Officials are being very cagey about just where they plan to put an overdose prevention site in Duncan.
And they will need to have their ducks in a row before facing any nearby residents upset with the site being located in their neighbourhood.
In June, Duncan city council already told Island Health they did not support at least one site that had been chosen. That opposition seems to have thrown the project into limbo.
But we must give a site a chance.
At least 23 people in the Cowichan Valley died in the last year and a half from overdoses. In 2015 there was just one overdose death for the entire year.
This is a public health crisis that, while it’s been in the news with everything from daunting statistics like those above to heart-wrenching personal stories from people who have lost loved ones, has not yet gotten the action from government needed to fix it.

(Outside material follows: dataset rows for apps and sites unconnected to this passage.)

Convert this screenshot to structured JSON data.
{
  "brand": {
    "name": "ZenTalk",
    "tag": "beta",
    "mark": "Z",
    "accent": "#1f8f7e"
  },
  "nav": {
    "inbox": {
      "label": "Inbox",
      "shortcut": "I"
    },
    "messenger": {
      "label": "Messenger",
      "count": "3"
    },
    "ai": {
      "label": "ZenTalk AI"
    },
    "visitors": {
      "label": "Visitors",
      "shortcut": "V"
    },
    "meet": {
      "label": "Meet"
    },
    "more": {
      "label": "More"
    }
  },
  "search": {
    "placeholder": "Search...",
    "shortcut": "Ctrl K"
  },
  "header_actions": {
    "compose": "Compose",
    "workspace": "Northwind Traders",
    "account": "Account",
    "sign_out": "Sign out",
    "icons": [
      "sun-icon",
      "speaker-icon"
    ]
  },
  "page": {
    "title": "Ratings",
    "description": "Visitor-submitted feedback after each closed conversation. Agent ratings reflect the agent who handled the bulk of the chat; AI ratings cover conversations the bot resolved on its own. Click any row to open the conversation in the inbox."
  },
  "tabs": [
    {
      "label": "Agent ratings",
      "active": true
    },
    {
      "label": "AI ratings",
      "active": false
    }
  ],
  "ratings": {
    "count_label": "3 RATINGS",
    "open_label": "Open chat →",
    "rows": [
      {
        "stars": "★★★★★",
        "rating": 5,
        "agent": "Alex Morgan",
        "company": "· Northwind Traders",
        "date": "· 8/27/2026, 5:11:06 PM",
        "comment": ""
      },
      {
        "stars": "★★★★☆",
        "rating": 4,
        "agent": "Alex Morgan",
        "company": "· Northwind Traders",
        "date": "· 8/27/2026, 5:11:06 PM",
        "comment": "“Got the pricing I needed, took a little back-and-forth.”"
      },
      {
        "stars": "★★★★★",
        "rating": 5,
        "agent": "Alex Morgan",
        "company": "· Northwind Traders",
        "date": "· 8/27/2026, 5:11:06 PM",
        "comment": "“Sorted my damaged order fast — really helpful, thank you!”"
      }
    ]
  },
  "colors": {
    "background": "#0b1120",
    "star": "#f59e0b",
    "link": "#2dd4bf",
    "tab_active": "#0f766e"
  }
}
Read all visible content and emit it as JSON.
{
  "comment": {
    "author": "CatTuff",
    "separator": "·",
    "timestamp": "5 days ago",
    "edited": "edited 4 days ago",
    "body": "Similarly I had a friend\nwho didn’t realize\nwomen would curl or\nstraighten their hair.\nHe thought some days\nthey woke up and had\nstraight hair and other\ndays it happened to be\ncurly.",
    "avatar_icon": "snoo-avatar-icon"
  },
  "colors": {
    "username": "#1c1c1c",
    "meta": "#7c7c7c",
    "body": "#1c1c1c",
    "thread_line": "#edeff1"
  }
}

Addressing the overdose crisis will take short-term measures such as overdose prevention sites, education, and distribution of naloxone kits. But it will also take middle-term fixes too, such as treatment beds and counselling to be available on a moment’s notice so as soon as an addict expresses any willingness they have access. And then there are the long-term fixes that involve addressing the causes of addiction and early intervention.
We’ve heard the opinion expressed that the folks who are dying are doing it to themselves and we shouldn’t have to spend any more public money to intervene. Now imagine if 23 people had been killed on the Malahat in traffic fatalities in a year. Think of how up-in-arms the people would be, even though many crashes are caused by things like speeding and impaired driving — in other words, we do it to ourselves. Each new Malahat crash is front-page news though, while addicts die more anonymously.
It certainly doesn’t make the one less important than the other. Making that kind of judgment on the relative value of people’s lives is something best left alone by all of us fallible human beings.